-- Work to complete --
For the string "data", search the entries below and copy every line where it appears.

*** Opening Provided entries ***

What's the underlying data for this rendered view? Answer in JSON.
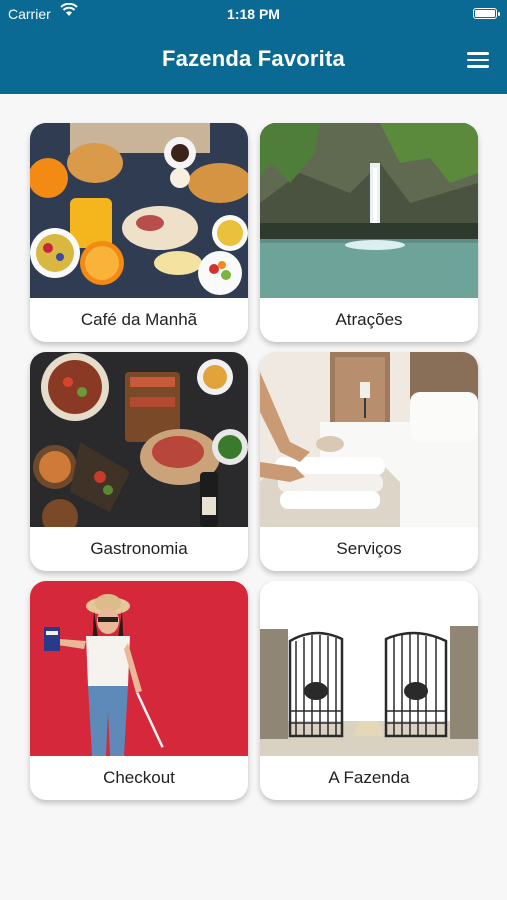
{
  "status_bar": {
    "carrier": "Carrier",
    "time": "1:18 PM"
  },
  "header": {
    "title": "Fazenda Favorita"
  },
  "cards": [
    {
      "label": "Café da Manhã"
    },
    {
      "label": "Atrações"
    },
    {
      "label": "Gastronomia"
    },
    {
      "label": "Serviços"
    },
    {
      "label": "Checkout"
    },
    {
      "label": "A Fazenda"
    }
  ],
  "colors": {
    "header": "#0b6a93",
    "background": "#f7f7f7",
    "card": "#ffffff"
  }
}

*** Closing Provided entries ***
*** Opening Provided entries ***

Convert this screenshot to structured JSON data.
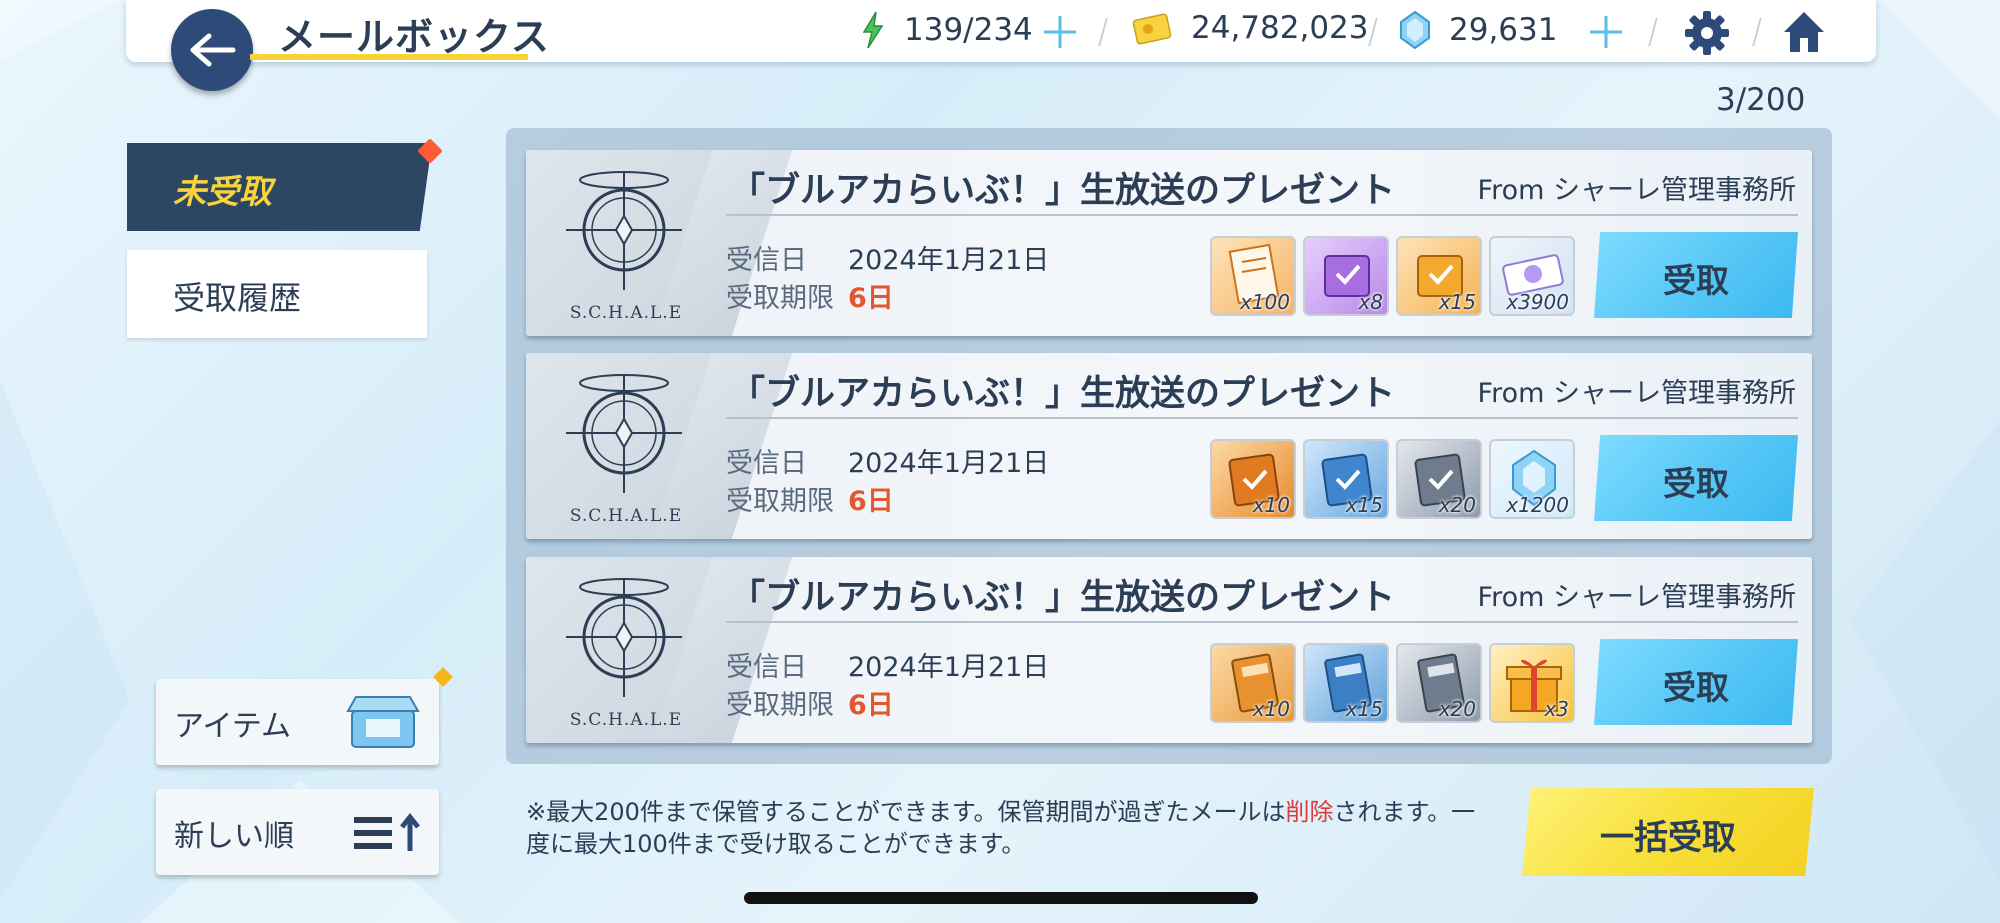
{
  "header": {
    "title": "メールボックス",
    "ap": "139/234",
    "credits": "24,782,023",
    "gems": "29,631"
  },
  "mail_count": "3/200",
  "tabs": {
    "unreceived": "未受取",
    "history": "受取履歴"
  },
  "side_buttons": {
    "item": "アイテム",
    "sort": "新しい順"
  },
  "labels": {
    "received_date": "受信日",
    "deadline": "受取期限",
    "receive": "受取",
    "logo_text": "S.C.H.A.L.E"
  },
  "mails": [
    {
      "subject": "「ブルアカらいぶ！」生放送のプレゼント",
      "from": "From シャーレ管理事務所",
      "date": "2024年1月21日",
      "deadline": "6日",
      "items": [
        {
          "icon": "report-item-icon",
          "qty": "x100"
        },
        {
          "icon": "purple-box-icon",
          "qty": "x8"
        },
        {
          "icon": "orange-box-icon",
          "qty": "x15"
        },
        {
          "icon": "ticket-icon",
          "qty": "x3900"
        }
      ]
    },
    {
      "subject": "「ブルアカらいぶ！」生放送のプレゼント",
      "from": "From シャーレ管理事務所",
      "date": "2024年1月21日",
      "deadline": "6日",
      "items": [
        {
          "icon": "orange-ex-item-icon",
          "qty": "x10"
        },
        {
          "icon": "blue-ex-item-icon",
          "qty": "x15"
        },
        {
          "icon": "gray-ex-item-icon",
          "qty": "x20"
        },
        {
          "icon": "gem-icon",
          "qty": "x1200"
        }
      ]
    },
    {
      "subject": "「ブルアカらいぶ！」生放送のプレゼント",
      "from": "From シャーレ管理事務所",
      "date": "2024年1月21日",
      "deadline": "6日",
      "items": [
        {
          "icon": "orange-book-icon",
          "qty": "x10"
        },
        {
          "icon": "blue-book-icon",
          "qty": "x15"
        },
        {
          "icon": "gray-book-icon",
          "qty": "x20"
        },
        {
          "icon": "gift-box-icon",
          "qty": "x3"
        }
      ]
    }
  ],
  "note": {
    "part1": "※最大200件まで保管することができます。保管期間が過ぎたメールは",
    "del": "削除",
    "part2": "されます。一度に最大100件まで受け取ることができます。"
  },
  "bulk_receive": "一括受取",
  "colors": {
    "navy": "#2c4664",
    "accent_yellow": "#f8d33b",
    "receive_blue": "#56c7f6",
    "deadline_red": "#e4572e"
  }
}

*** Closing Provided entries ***

-- Your solution --
What's the underlying data for this rendered view? Answer in JSON.
Convert this screenshot to structured JSON data.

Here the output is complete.